Website and app data records:
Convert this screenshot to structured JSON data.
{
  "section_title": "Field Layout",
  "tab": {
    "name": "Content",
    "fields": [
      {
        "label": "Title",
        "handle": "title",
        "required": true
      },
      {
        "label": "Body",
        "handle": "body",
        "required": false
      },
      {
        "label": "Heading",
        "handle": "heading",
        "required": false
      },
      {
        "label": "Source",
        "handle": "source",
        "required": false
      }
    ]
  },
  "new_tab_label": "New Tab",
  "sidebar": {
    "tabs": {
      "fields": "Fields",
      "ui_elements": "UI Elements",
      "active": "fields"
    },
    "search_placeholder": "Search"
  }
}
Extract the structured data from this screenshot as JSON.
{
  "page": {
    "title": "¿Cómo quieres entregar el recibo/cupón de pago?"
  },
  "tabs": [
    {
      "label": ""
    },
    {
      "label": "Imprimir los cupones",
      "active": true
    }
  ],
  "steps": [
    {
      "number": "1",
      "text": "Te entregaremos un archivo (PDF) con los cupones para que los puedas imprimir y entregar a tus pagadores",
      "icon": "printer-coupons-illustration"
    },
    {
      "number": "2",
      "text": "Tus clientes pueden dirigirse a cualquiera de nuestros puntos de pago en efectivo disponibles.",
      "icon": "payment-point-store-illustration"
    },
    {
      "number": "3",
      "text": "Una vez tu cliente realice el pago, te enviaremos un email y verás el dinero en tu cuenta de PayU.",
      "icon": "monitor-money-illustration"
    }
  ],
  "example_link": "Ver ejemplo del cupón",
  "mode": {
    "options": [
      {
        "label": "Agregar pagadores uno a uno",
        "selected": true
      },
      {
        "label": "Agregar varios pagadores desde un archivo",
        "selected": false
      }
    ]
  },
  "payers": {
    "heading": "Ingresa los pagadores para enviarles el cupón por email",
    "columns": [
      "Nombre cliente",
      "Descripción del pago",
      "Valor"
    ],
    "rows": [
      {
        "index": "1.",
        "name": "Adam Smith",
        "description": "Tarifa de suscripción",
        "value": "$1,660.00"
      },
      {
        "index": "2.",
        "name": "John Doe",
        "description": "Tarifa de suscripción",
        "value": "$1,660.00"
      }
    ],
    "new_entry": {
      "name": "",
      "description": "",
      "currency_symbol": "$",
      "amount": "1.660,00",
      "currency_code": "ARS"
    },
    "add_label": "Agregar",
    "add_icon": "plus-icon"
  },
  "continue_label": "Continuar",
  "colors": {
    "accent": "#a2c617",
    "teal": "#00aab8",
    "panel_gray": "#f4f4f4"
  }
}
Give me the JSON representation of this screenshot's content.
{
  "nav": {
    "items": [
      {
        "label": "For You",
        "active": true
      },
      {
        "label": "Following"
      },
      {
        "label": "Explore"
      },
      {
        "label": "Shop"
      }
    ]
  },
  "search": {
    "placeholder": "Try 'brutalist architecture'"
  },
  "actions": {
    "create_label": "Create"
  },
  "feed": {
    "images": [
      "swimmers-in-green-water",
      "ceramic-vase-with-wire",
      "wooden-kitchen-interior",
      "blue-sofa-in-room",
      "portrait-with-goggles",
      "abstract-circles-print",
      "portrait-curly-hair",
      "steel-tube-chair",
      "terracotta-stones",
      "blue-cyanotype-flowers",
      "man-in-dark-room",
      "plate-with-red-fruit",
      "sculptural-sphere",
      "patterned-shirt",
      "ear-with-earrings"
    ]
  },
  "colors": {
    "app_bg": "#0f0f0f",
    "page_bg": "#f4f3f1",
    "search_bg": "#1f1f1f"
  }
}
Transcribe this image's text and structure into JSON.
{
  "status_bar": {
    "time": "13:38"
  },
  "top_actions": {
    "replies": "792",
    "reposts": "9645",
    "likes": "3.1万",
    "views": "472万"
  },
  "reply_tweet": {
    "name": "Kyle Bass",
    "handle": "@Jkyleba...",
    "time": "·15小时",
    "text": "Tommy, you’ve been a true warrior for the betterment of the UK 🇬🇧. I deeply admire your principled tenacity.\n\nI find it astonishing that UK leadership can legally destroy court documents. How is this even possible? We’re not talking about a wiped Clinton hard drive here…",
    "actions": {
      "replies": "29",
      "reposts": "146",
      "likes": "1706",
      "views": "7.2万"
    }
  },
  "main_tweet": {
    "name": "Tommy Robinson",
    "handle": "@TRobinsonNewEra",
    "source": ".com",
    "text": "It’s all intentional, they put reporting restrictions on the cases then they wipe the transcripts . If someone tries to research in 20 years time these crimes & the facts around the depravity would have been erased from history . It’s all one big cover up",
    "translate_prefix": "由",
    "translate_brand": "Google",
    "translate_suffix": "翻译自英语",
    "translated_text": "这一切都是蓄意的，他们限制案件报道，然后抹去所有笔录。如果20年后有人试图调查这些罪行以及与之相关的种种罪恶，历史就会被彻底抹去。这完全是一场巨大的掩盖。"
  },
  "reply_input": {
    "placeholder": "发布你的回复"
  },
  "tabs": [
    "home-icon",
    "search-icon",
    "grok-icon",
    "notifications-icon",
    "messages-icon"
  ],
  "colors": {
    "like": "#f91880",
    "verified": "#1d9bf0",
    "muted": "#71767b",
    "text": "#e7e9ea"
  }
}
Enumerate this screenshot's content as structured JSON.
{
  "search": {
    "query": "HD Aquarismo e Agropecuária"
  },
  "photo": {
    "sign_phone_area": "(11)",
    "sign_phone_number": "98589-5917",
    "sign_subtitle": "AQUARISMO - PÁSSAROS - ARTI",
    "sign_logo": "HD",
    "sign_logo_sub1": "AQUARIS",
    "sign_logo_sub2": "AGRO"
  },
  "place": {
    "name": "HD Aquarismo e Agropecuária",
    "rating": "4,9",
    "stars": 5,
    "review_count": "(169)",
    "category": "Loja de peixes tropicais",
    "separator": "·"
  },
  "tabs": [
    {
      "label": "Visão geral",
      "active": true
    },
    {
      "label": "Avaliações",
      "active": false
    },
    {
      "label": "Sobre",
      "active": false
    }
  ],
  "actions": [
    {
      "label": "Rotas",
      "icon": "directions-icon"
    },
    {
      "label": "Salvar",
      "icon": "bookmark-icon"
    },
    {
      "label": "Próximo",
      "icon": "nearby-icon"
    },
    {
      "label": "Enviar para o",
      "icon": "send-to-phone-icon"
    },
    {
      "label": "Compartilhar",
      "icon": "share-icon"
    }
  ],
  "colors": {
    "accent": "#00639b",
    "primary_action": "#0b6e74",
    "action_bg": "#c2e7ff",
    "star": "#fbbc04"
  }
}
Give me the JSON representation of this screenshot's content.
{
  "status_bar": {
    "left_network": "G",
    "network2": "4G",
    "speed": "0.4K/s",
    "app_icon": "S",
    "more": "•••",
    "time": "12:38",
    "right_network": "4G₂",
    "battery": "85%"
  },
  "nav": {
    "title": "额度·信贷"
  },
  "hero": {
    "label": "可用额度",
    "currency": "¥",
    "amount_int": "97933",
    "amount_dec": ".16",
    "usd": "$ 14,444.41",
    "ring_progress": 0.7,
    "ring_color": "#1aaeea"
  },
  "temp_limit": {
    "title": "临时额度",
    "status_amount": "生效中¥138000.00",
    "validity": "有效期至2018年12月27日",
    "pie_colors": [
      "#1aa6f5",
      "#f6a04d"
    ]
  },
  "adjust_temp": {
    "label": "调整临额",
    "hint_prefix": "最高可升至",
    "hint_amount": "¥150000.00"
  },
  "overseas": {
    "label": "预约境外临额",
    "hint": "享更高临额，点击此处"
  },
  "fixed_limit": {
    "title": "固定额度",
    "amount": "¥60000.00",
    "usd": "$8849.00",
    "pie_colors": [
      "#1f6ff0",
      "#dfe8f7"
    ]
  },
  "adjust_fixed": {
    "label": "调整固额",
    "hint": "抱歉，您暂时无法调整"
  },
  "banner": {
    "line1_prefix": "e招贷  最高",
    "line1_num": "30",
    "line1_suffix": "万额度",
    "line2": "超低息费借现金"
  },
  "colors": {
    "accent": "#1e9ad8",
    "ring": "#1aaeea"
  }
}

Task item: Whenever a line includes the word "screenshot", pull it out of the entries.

Solution for this task:
Convert this screenshot to structured JSON data.
Extract the structured data from this screenshot as JSON.
Give me the JSON representation of this screenshot's content.
Enumerate this screenshot's content as structured JSON.
Give me the JSON representation of this screenshot's content.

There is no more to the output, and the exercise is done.